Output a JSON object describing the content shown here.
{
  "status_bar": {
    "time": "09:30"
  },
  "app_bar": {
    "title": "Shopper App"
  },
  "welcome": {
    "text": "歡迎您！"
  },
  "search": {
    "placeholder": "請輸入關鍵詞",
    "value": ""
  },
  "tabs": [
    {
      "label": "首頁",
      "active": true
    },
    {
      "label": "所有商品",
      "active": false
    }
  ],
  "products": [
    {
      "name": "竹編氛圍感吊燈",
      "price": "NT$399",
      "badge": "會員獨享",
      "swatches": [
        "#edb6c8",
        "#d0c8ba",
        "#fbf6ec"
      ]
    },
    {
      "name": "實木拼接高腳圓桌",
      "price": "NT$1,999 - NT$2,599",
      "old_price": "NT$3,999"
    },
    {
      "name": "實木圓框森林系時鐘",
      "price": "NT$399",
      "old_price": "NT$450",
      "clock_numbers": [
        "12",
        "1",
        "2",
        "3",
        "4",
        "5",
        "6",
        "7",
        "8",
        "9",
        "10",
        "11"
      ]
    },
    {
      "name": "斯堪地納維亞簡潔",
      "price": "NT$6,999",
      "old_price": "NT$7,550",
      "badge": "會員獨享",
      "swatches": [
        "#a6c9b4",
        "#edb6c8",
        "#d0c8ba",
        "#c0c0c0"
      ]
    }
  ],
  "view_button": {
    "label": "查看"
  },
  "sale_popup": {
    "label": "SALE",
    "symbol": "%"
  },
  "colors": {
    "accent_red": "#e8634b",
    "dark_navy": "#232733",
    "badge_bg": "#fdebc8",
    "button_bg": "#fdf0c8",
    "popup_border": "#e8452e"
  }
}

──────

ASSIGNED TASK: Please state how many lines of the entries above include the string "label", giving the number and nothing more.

RESULT FOR THIS EXERCISE: 4